A recent trip to London wouldn’t have felt complete without popping into the immense British Museum, a highlight of which for me is the Reading Room. Although unfortunately it’s currently closed, it’s well worth a visit should you get the chance in future. While the huge beautiful gold and azure blue dome is breath-taking to see, what amazes me even more is that the lining is papier mâché.
Unfortunately, restoration work had to be undertaken in 1998 to stop the advent of cracks caused by shrinkage of the paper. An ingenious method, inspired by the Royal Navy’s method for waterproofing ships using hemp and caulk, was applied. After first filling the cracks with cotton wadding, one and a half miles of a type of surgical bandage was attached over the cracks before an oil-based paint was applied over the top.

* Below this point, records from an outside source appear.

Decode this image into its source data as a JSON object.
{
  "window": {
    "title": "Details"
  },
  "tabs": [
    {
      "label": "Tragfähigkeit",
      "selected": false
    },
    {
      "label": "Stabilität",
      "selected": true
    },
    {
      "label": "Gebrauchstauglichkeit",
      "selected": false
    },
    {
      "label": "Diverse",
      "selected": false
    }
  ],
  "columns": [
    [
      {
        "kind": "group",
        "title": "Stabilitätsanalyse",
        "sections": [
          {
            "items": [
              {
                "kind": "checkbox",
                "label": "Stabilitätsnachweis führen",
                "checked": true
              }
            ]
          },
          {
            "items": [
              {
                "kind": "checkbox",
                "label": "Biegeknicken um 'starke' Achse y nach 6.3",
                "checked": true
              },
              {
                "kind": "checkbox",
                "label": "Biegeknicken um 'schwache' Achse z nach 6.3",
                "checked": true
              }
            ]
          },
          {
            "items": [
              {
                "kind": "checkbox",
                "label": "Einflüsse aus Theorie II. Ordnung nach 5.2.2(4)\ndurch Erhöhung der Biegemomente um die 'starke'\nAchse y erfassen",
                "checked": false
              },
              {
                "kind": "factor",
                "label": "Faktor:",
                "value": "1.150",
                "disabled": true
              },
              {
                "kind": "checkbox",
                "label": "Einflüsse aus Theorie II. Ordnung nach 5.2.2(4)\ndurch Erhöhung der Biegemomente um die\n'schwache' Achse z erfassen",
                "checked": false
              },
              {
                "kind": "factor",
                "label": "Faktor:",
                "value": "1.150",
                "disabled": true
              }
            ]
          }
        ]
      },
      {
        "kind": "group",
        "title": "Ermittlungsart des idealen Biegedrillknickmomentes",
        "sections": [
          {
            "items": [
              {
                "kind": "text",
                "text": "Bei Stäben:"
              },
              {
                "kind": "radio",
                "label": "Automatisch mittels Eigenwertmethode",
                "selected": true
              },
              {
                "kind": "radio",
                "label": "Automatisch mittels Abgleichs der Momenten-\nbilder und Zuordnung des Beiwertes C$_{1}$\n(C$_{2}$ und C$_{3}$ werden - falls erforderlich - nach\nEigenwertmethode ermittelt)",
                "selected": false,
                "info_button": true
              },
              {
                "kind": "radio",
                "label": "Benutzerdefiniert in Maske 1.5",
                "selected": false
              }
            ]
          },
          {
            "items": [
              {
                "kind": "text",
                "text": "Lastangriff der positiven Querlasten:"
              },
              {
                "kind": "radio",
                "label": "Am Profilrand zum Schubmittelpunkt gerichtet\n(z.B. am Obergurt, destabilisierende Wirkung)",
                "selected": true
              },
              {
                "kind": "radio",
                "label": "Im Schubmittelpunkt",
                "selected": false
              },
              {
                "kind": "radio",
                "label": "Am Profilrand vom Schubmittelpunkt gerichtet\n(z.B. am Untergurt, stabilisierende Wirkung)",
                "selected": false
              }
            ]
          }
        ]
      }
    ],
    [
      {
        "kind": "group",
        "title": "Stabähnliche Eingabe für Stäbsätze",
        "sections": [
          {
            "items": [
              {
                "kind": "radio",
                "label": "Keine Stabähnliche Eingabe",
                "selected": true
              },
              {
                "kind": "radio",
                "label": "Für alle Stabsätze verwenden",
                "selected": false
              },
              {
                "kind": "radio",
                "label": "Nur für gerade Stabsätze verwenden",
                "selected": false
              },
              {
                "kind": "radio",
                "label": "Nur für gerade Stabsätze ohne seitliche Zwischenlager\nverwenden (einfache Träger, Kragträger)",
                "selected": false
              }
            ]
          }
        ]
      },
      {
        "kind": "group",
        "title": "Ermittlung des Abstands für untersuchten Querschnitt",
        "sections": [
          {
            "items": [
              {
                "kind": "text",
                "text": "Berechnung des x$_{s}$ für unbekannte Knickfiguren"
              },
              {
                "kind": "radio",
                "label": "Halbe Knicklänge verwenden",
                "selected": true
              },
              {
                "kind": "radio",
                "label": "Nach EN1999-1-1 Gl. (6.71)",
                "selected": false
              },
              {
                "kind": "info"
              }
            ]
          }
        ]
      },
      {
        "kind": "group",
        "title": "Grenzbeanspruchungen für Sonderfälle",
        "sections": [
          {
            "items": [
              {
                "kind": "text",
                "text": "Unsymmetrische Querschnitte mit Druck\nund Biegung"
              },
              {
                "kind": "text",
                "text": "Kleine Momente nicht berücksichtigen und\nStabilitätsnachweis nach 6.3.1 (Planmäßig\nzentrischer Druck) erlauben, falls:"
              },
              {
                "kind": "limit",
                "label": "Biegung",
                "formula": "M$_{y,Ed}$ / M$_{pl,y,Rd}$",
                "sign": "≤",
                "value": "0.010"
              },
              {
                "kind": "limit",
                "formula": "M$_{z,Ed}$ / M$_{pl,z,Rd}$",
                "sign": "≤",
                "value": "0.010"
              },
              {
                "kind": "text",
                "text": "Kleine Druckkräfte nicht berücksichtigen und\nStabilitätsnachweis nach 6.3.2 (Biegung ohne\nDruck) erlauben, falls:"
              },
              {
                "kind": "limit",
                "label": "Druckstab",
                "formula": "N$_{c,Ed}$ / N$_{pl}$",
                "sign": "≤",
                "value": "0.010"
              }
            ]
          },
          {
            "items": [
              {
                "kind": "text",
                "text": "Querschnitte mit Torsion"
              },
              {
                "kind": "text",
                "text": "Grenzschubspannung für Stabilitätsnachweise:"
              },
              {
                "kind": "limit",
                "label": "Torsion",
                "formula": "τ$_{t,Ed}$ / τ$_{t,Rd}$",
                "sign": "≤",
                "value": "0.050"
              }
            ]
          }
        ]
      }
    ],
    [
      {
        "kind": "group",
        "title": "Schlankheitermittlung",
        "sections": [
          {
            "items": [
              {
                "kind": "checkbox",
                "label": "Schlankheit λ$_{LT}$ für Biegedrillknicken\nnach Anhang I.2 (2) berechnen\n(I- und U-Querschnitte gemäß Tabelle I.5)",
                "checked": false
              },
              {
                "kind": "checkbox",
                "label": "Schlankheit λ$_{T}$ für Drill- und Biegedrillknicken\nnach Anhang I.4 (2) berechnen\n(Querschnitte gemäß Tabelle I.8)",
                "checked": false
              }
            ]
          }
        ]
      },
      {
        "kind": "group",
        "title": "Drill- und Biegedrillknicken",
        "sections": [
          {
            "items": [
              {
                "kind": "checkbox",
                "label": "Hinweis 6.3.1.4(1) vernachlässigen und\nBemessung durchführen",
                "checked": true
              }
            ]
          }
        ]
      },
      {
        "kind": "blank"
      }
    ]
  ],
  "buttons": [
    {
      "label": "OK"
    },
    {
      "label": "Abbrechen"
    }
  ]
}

The solution is one which is typical of conservation; sometimes, damage can’t always be stopped but by applying a method which is sympathetic to the problem and original materials, further damage can at least be slowed and controlled. In the above instance, the wadding and bandage will permit the cracks to continue to move as is the nature of the component materials, however, the new support will preserve and protect the tremendous dome for years to come.